══ Extracted entries ══

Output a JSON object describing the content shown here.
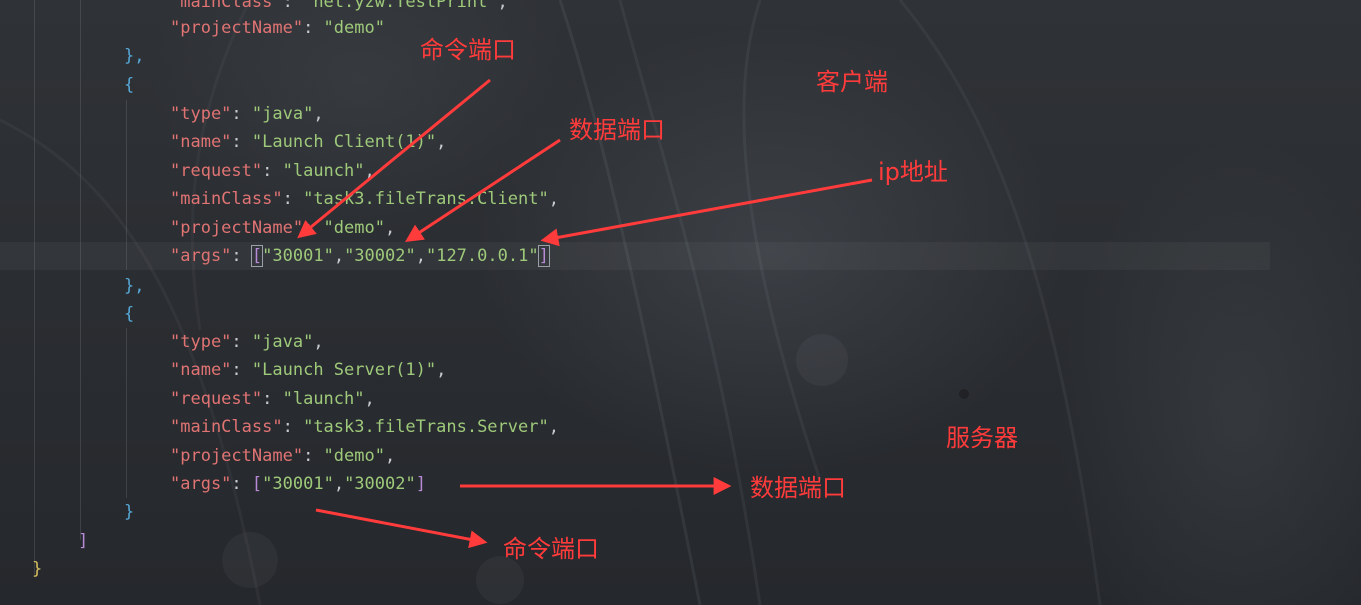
{
  "colors": {
    "background": "#2b2d31",
    "json_key": "#e07373",
    "json_string": "#9ec97a",
    "punctuation": "#c8ccd2",
    "brace": "#56a8d6",
    "bracket": "#b78ad8",
    "outer_brace": "#d9c15f",
    "annotation": "#ff3b3b"
  },
  "code": {
    "line_1_key": "\"mainClass\"",
    "line_1_value": "\"net.yzw.TestPrint\"",
    "line_2_key": "\"projectName\"",
    "line_2_value": "\"demo\"",
    "line_3_close": "},",
    "line_4_open": "{",
    "client": {
      "type_key": "\"type\"",
      "type_value": "\"java\"",
      "name_key": "\"name\"",
      "name_value": "\"Launch Client(1)\"",
      "request_key": "\"request\"",
      "request_value": "\"launch\"",
      "mainclass_key": "\"mainClass\"",
      "mainclass_value": "\"task3.fileTrans.Client\"",
      "projectname_key": "\"projectName\"",
      "projectname_value": "\"demo\"",
      "args_key": "\"args\"",
      "arg_1": "\"30001\"",
      "arg_2": "\"30002\"",
      "arg_3": "\"127.0.0.1\"",
      "close": "},"
    },
    "server_open": "{",
    "server": {
      "type_key": "\"type\"",
      "type_value": "\"java\"",
      "name_key": "\"name\"",
      "name_value": "\"Launch Server(1)\"",
      "request_key": "\"request\"",
      "request_value": "\"launch\"",
      "mainclass_key": "\"mainClass\"",
      "mainclass_value": "\"task3.fileTrans.Server\"",
      "projectname_key": "\"projectName\"",
      "projectname_value": "\"demo\"",
      "args_key": "\"args\"",
      "arg_1": "\"30001\"",
      "arg_2": "\"30002\"",
      "close": "}"
    },
    "array_close": "]",
    "outer_close": "}"
  },
  "annotations": {
    "client_command_port": "命令端口",
    "client_data_port": "数据端口",
    "client_label": "客户端",
    "client_ip": "ip地址",
    "server_label": "服务器",
    "server_data_port": "数据端口",
    "server_command_port": "命令端口"
  }
}
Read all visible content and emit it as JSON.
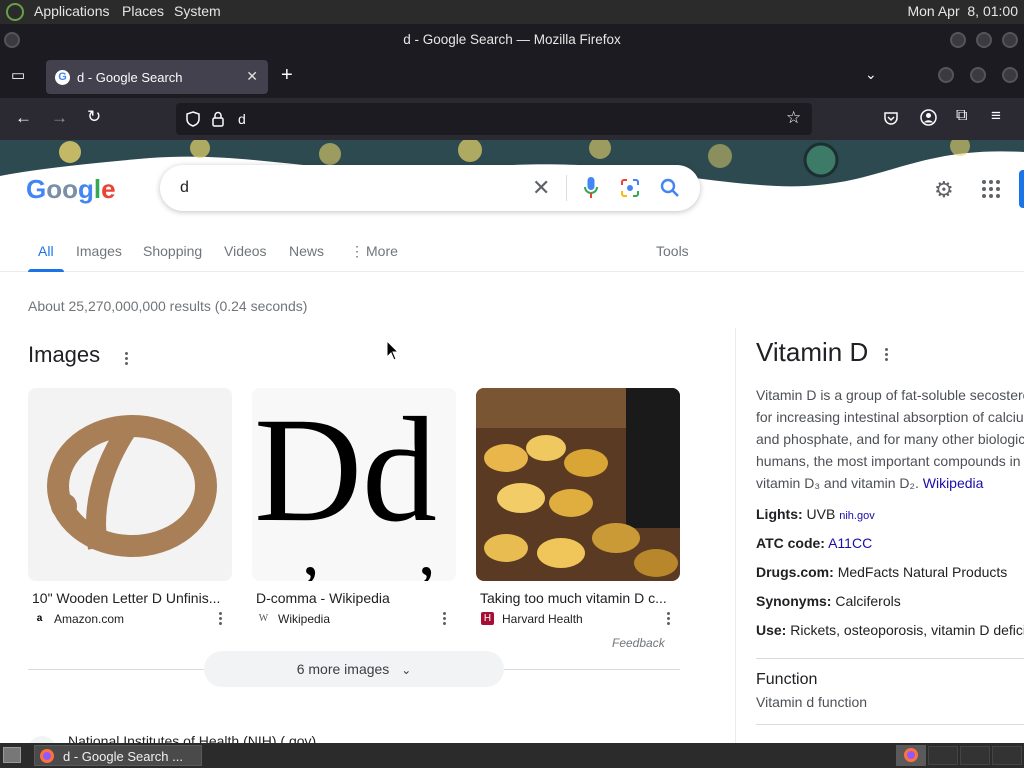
{
  "system_panel": {
    "menus": [
      "Applications",
      "Places",
      "System"
    ],
    "clock": "Mon Apr  8, 01:00"
  },
  "window": {
    "title": "d - Google Search — Mozilla Firefox"
  },
  "browser": {
    "tab_title": "d - Google Search",
    "url": "d"
  },
  "google": {
    "logo": "Google",
    "query": "d",
    "nav_tabs": [
      "All",
      "Images",
      "Shopping",
      "Videos",
      "News",
      "More"
    ],
    "tools_label": "Tools",
    "result_stats": "About 25,270,000,000 results (0.24 seconds)",
    "images_heading": "Images",
    "images": [
      {
        "caption": "10\" Wooden Letter D Unfinis...",
        "source": "Amazon.com"
      },
      {
        "caption": "D-comma - Wikipedia",
        "source": "Wikipedia"
      },
      {
        "caption": "Taking too much vitamin D c...",
        "source": "Harvard Health"
      }
    ],
    "feedback": "Feedback",
    "more_images": "6 more images",
    "next_result": "National Institutes of Health (NIH) (.gov)"
  },
  "knowledge_panel": {
    "title": "Vitamin D",
    "description_lines": [
      "Vitamin D is a group of fat-soluble secostero",
      "for increasing intestinal absorption of calciu",
      "and phosphate, and for many other biologic",
      "humans, the most important compounds in"
    ],
    "desc_last": "vitamin D₃ and vitamin D₂.",
    "desc_link": "Wikipedia",
    "lights_label": "Lights:",
    "lights_value": "UVB",
    "lights_source": "nih.gov",
    "atc_label": "ATC code:",
    "atc_value": "A11CC",
    "drugs_label": "Drugs.com:",
    "drugs_value": "MedFacts Natural Products",
    "synonyms_label": "Synonyms:",
    "synonyms_value": "Calciferols",
    "use_label": "Use:",
    "use_value": "Rickets, osteoporosis, vitamin D defici",
    "function_heading": "Function",
    "function_sub": "Vitamin d function"
  },
  "taskbar": {
    "task_label": "d - Google Search ..."
  }
}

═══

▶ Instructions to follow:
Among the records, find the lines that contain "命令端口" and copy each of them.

▶ Result:
    "client_command_port": "命令端口",
    "server_command_port": "命令端口"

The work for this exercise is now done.